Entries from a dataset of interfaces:

────────

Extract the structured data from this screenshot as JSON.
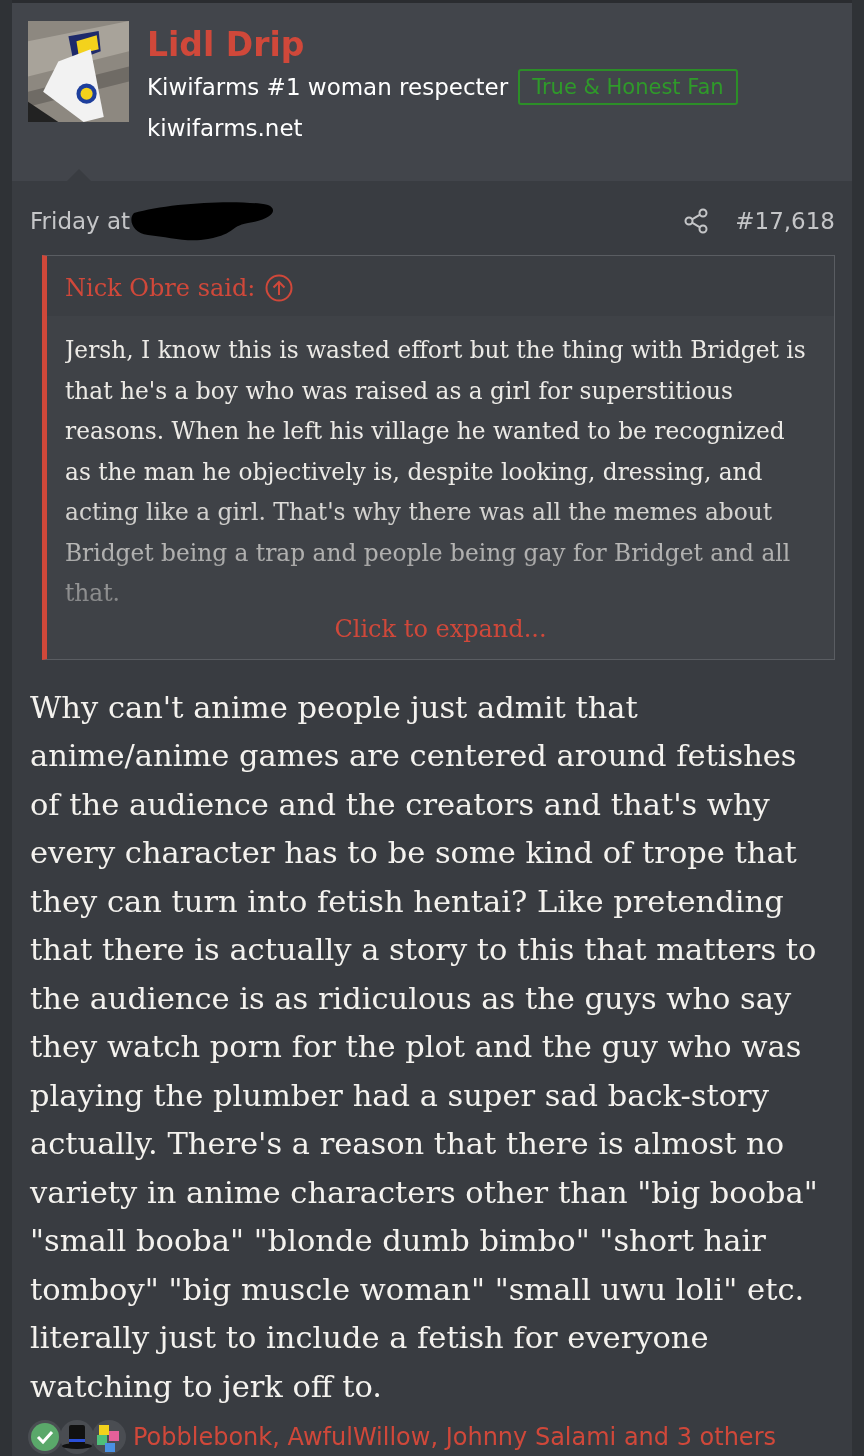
{
  "post": {
    "author": {
      "name": "Lidl Drip",
      "user_title": "Kiwifarms #1 woman respecter",
      "banner": "True & Honest Fan",
      "site": "kiwifarms.net"
    },
    "date": "Friday at",
    "number": "#17,618",
    "quote": {
      "attribution": "Nick Obre said:",
      "text": "Jersh, I know this is wasted effort but the thing with Bridget is that he's a boy who was raised as a girl for superstitious reasons. When he left his village he wanted to be recognized as the man he objectively is, despite looking, dressing, and acting like a girl. That's why there was all the memes about Bridget being a trap and people being gay for Bridget and all that.",
      "expand": "Click to expand..."
    },
    "body": "Why can't anime people just admit that anime/anime games are centered around fetishes of the audience and the creators and that's why every character has to be some kind of trope that they can turn into fetish hentai? Like pretending that there is actually a story to this that matters to the audience is as ridiculous as the guys who say they watch porn for the plot and the guy who was playing the plumber had a super sad back-story actually. There's a reason that there is almost no variety in anime characters other than \"big booba\" \"small booba\" \"blonde dumb bimbo\" \"short hair tomboy\" \"big muscle woman\" \"small uwu loli\" etc. literally just to include a fetish for everyone watching to jerk off to.",
    "reactions": {
      "text": "Pobblebonk, AwfulWillow, Johnny Salami and 3 others"
    }
  }
}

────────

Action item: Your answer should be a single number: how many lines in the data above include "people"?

Solution for this exercise: 2